‘Somalia is one of the world’s most desolate, sun-scorched lands, inhabited by independent-minded and fierce tribesmen . . .
It was here that Gerald Hanley spent the Second World War, charged with preventing bloodshed between feuding tribes at a remote outstation. Rations were scarce, pay infrequent and his detachment of native soldiers near-mutinous.
In these extreme conditions seven British officers took their own lives, but Hanley describes the period as ‘the most valuable time’ of his life. He comes to understand the Somalis’ love of fighting and to admire their contempt for death. ‘Of all the races of Africa,’ he says, ‘there cannot be one better to live among than the most difficult, the proudest, the bravest, the vainest, the most merciless, the friendliest: the Somalis.’ – Eland Books

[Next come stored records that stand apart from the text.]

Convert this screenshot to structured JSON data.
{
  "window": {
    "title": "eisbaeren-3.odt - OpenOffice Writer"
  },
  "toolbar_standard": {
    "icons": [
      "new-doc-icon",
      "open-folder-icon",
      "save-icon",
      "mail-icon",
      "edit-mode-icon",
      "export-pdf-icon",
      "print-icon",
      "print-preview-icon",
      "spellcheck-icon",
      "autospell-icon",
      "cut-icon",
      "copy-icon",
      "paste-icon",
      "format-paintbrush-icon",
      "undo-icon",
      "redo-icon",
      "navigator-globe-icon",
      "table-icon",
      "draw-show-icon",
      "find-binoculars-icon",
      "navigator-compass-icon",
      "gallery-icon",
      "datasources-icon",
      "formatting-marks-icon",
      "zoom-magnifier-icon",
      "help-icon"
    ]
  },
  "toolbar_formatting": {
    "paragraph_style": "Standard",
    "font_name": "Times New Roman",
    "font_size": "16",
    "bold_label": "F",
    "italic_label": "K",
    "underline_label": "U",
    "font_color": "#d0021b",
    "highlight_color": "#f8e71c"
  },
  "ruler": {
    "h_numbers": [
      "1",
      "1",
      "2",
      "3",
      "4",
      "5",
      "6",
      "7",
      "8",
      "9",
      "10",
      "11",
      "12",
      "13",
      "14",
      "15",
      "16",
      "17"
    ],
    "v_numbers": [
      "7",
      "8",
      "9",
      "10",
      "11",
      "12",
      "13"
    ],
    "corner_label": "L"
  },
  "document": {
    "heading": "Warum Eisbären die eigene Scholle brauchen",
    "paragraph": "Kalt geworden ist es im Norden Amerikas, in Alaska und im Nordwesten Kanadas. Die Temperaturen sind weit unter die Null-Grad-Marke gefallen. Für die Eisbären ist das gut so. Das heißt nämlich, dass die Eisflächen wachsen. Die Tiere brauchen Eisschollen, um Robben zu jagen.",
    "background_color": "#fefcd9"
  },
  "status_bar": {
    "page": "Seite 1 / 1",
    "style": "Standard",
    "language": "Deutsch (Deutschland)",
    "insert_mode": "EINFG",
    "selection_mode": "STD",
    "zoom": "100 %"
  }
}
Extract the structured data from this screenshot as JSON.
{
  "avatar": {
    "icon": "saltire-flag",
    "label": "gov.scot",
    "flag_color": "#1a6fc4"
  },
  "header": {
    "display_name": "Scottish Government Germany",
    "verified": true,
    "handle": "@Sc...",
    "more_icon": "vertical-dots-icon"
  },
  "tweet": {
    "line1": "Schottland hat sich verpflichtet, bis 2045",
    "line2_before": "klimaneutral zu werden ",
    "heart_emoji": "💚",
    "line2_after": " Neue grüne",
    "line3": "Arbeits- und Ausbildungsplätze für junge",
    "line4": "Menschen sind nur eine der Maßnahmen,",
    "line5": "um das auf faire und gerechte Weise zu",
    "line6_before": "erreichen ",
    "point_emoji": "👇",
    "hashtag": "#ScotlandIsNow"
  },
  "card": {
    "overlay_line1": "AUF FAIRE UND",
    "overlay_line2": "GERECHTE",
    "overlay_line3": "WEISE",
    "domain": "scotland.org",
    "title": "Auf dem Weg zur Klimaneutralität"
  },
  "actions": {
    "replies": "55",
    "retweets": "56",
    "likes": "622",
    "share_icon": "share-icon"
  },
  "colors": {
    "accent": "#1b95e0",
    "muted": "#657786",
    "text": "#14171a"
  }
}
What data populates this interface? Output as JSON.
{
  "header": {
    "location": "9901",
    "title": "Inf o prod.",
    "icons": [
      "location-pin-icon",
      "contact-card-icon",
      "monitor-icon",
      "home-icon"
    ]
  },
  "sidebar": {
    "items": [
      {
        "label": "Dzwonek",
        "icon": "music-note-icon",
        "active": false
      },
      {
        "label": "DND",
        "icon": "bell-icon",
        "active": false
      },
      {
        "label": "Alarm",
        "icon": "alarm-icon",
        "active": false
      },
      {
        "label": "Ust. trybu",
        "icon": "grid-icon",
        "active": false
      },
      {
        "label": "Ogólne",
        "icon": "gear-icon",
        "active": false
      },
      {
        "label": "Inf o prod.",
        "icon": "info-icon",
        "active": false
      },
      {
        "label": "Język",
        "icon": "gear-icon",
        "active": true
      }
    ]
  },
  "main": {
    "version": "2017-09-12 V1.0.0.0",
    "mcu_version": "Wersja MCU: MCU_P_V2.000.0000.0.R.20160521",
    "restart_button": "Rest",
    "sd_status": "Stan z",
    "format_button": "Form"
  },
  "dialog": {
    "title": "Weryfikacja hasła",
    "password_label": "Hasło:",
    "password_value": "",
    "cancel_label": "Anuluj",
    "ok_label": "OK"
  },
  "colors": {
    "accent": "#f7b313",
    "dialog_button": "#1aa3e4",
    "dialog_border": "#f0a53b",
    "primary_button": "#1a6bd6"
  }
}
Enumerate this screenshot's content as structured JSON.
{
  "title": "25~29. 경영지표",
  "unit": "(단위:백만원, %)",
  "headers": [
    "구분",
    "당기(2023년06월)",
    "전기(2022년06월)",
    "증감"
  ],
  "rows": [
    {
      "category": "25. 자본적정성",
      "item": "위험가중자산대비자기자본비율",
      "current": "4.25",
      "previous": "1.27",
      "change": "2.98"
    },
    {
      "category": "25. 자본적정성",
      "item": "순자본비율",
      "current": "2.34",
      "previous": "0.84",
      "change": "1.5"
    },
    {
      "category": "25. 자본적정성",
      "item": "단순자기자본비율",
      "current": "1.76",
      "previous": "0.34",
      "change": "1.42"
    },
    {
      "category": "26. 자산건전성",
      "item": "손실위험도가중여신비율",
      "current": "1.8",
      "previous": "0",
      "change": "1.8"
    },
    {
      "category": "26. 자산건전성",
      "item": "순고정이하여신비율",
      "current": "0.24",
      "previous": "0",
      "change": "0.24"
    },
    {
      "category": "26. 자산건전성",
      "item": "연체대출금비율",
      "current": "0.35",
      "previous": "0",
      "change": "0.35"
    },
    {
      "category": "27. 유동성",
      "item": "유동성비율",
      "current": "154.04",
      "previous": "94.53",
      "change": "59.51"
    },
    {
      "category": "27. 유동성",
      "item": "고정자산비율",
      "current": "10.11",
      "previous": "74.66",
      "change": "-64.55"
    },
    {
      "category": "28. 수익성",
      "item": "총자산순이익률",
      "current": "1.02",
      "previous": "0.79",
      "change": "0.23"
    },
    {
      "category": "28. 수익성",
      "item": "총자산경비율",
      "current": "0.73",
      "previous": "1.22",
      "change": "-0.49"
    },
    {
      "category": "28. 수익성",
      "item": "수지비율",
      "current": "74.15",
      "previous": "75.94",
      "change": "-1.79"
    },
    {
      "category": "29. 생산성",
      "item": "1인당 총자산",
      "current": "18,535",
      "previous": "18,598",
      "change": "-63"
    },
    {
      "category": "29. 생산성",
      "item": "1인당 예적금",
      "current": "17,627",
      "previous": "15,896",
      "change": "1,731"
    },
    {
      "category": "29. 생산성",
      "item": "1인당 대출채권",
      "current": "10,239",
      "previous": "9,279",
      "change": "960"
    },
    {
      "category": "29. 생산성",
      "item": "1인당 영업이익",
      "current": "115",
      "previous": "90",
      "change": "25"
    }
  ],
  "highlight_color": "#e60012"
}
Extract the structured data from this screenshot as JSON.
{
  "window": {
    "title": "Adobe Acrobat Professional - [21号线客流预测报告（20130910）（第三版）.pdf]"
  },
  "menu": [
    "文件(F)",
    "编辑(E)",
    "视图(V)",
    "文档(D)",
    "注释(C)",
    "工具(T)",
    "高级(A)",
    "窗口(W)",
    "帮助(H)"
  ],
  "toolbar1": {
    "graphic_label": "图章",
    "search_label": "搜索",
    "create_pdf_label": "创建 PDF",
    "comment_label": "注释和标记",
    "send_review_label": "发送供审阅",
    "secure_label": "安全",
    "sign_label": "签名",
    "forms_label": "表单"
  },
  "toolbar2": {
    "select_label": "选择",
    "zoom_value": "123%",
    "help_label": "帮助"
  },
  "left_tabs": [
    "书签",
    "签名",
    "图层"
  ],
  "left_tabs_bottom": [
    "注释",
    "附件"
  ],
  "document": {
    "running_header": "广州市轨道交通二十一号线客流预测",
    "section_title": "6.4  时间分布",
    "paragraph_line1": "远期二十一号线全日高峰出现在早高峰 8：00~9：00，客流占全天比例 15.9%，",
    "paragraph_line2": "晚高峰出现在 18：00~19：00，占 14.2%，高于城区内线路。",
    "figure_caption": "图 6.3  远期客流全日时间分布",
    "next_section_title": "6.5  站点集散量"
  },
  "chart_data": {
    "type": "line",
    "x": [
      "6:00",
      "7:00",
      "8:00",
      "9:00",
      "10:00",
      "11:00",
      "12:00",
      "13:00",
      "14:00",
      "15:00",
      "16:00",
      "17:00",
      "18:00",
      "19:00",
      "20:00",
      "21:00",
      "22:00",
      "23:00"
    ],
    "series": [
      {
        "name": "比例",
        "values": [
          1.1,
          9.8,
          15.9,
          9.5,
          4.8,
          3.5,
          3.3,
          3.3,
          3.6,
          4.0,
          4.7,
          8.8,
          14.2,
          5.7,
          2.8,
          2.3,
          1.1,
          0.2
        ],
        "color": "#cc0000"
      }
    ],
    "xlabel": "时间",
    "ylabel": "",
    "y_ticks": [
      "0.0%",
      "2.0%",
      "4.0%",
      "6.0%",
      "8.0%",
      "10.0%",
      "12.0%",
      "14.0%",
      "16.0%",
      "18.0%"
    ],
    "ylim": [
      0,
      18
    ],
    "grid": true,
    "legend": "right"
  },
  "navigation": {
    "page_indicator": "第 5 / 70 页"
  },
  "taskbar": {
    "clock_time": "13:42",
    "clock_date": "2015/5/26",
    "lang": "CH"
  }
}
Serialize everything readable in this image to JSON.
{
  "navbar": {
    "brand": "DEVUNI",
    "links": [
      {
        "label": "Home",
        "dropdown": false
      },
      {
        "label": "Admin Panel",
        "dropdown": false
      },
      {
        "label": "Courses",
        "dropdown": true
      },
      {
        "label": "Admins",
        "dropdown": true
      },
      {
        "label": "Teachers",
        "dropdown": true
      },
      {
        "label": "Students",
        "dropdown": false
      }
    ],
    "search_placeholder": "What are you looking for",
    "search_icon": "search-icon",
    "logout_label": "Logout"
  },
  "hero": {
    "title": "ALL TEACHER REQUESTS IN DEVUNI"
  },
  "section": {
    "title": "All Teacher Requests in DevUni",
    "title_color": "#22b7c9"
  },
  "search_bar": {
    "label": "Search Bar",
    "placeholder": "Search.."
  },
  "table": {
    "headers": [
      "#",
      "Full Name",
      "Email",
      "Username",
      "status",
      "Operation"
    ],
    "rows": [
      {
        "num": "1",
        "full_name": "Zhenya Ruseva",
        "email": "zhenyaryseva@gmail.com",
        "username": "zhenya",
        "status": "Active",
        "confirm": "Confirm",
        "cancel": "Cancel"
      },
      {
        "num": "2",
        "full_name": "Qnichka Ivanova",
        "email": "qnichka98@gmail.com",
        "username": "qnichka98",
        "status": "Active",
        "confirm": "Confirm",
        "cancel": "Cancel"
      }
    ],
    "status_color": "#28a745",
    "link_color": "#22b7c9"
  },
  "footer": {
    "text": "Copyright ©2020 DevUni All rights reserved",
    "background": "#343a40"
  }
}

Reviewed by Justin Marozzi in Slightly Foxed Issue 50.
An Irishman in Somalia
Can a book save one’s life? I used to think so when stationed in Mogadishu, avoiding thoughts of murder or suicide in that sunburnt madness only by immersing myself in Gerald Hanley’s Warriors (1971). Day after day I would throw myself on to my bed after another utterly fruitless, pointless day in the president’s office, and lie down, sweating beneath squadrons of flies and mosquitoes, and try to forget about it all.
I found the best way to preserve my sanity – after obsessive diversions with Trollope’s Palliser and Barchester novels and some calming doses of Marcus Aurelius – was to turn to the man who survived a marathon posting to the remotest desert outposts of Somalia in the 1940s and, years later, wrote one of the most remarkable accounts in English of this fiery country and her extraordinary people . . .
‘The foremost writer of his generation.’ Ernest Hemingway
Comments & Reviews
Leave your review